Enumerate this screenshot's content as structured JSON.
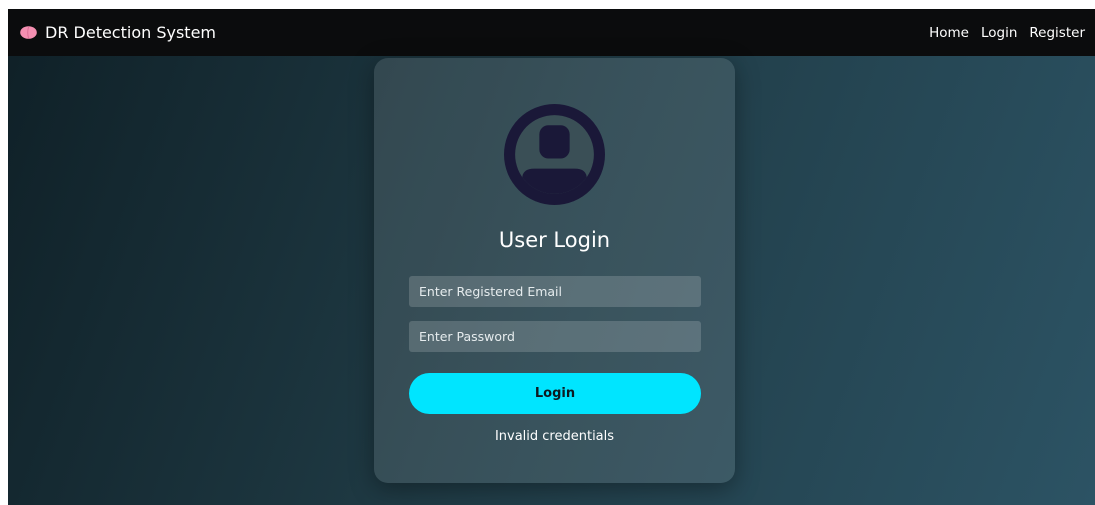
{
  "navbar": {
    "brand_icon": "brain-icon",
    "brand_title": "DR Detection System",
    "links": [
      {
        "label": "Home"
      },
      {
        "label": "Login"
      },
      {
        "label": "Register"
      }
    ]
  },
  "login_card": {
    "avatar_icon": "user-avatar-icon",
    "title": "User Login",
    "email_placeholder": "Enter Registered Email",
    "password_placeholder": "Enter Password",
    "submit_label": "Login",
    "status_message": "Invalid credentials"
  },
  "colors": {
    "navbar_bg": "#0b0c0d",
    "accent": "#00e5ff",
    "avatar": "#1a1838",
    "brand_icon": "#f48fb1"
  }
}
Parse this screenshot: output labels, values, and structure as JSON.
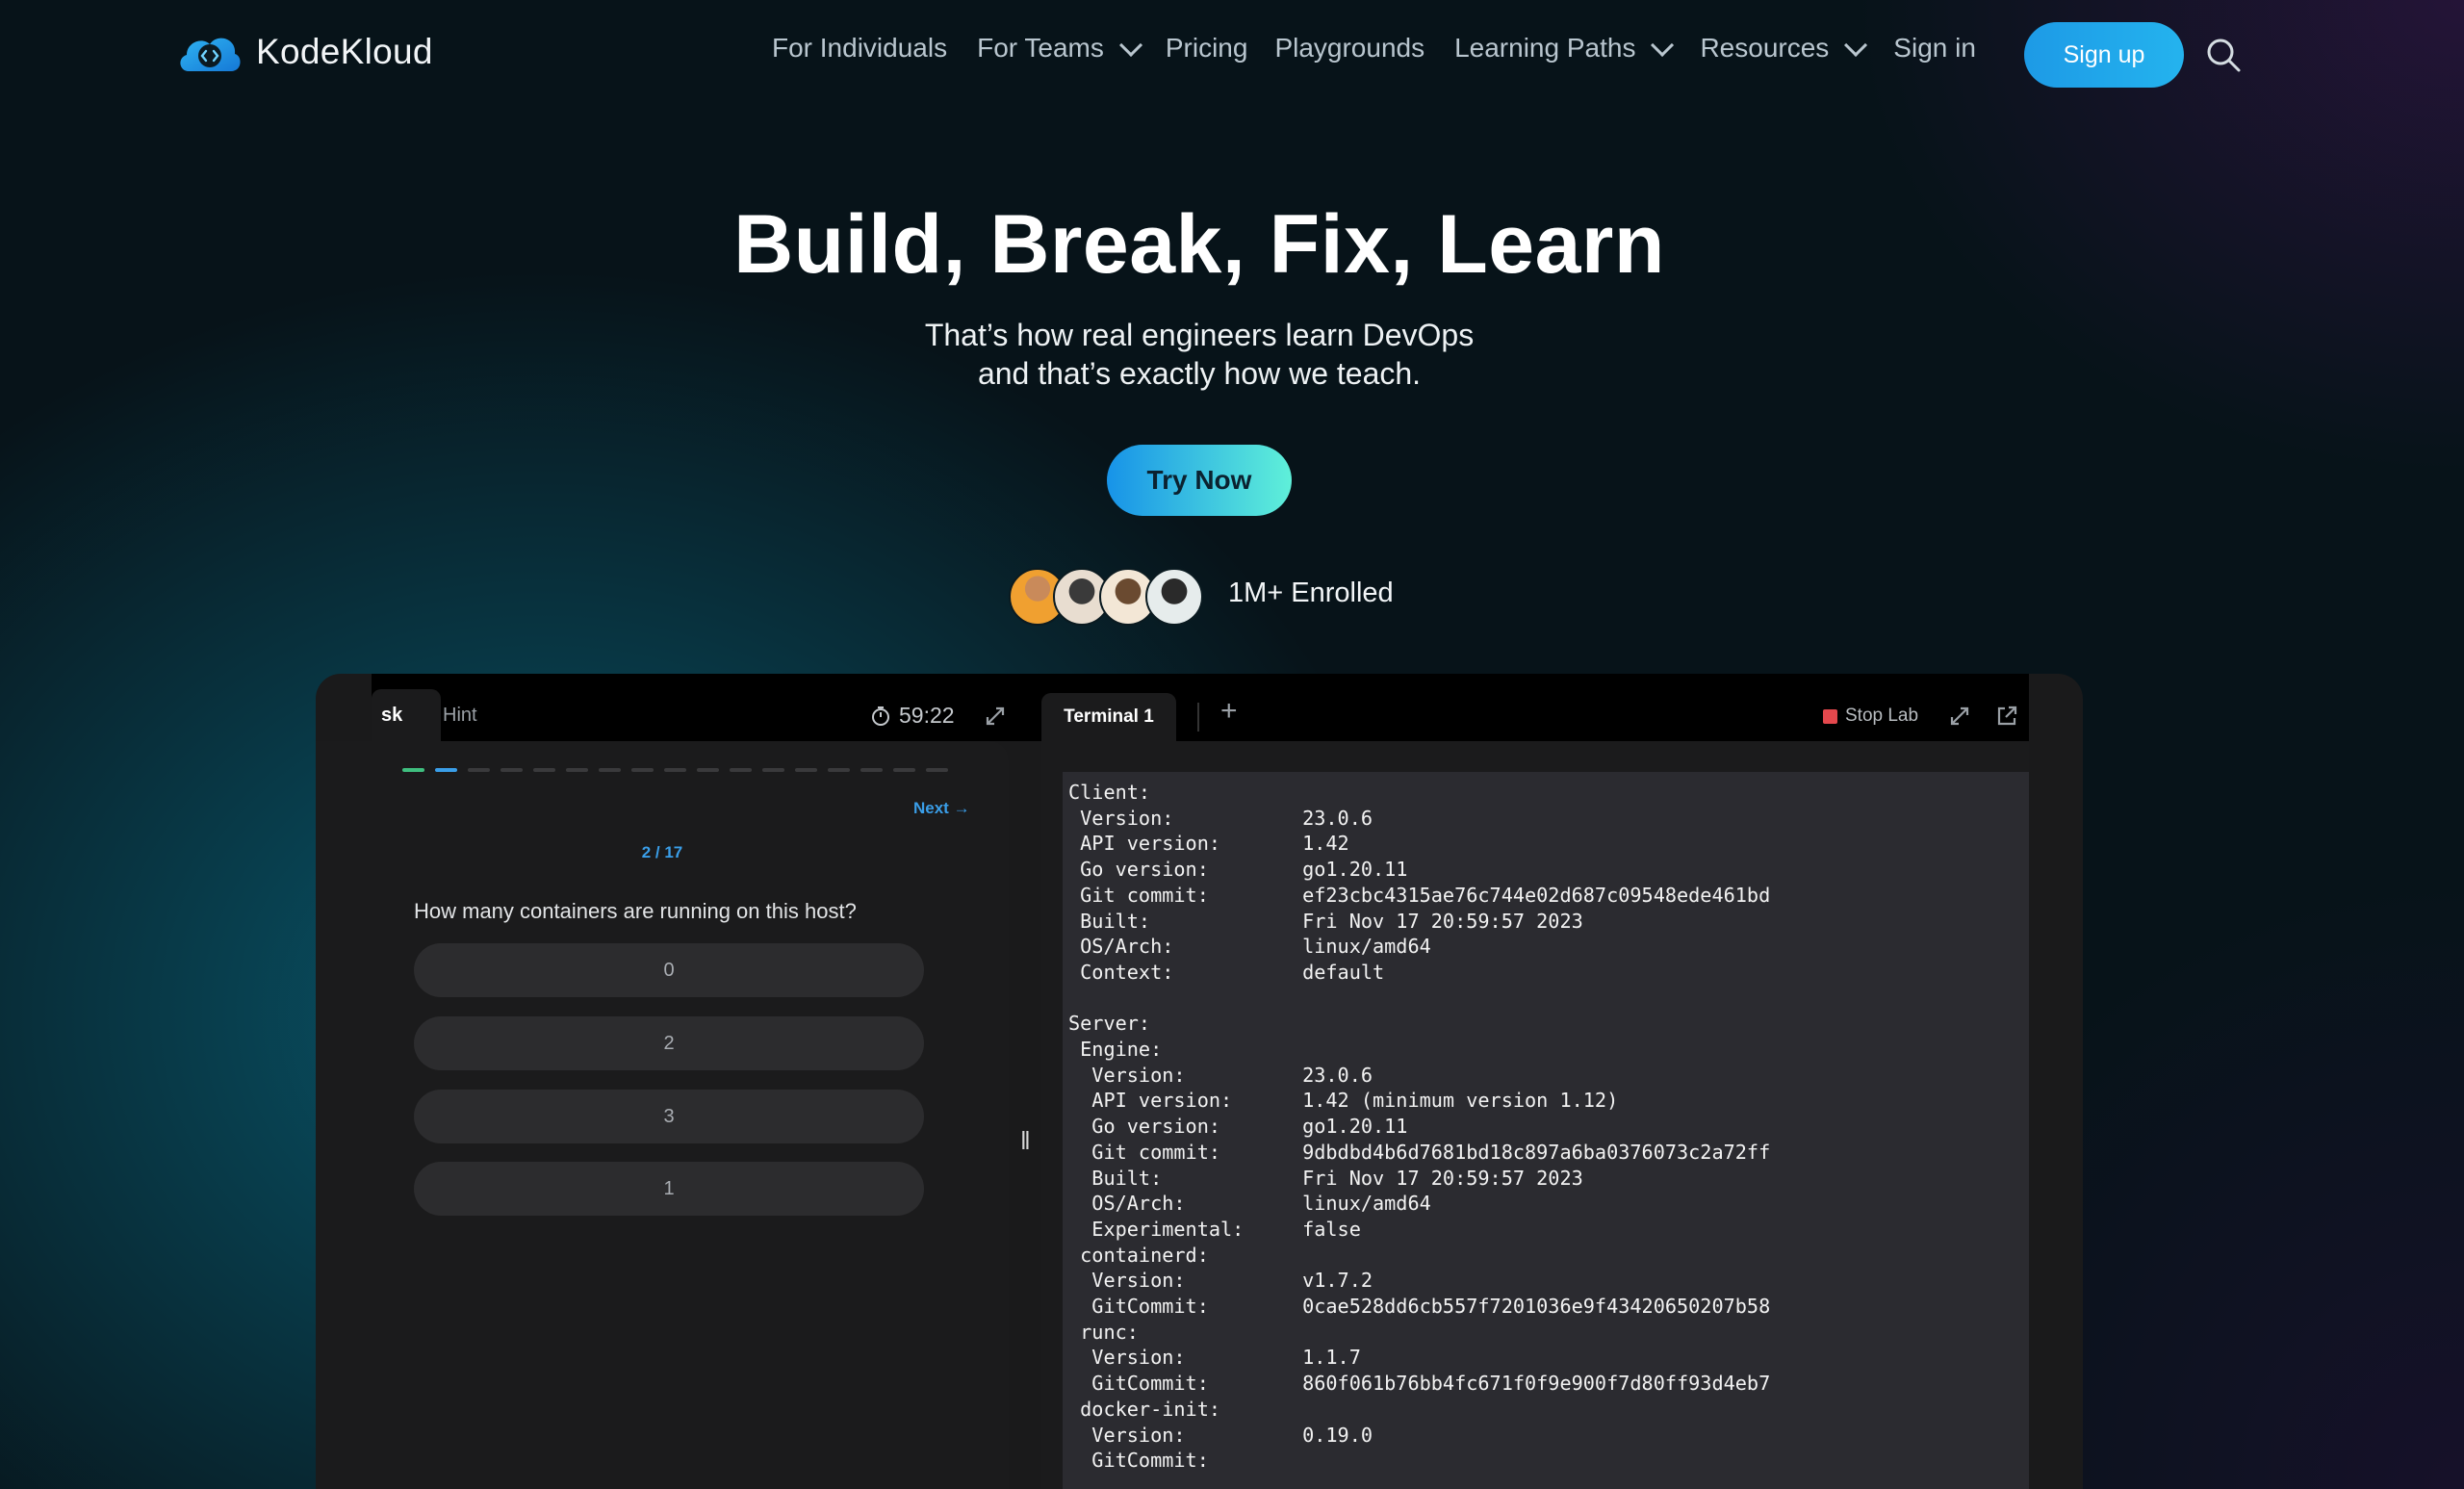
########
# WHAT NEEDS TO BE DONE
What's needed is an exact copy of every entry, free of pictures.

# WRITTEN REPLY
Enumerate this screenshot's content as structured JSON.
{
  "navbar": {
    "brand_icon": "brain-icon",
    "brand_title": "DR Detection System",
    "links": [
      {
        "label": "Home"
      },
      {
        "label": "Login"
      },
      {
        "label": "Register"
      }
    ]
  },
  "login_card": {
    "avatar_icon": "user-avatar-icon",
    "title": "User Login",
    "email_placeholder": "Enter Registered Email",
    "password_placeholder": "Enter Password",
    "submit_label": "Login",
    "status_message": "Invalid credentials"
  },
  "colors": {
    "navbar_bg": "#0b0c0d",
    "accent": "#00e5ff",
    "avatar": "#1a1838",
    "brand_icon": "#f48fb1"
  }
}
Parse this screenshot: output labels, values, and structure as JSON.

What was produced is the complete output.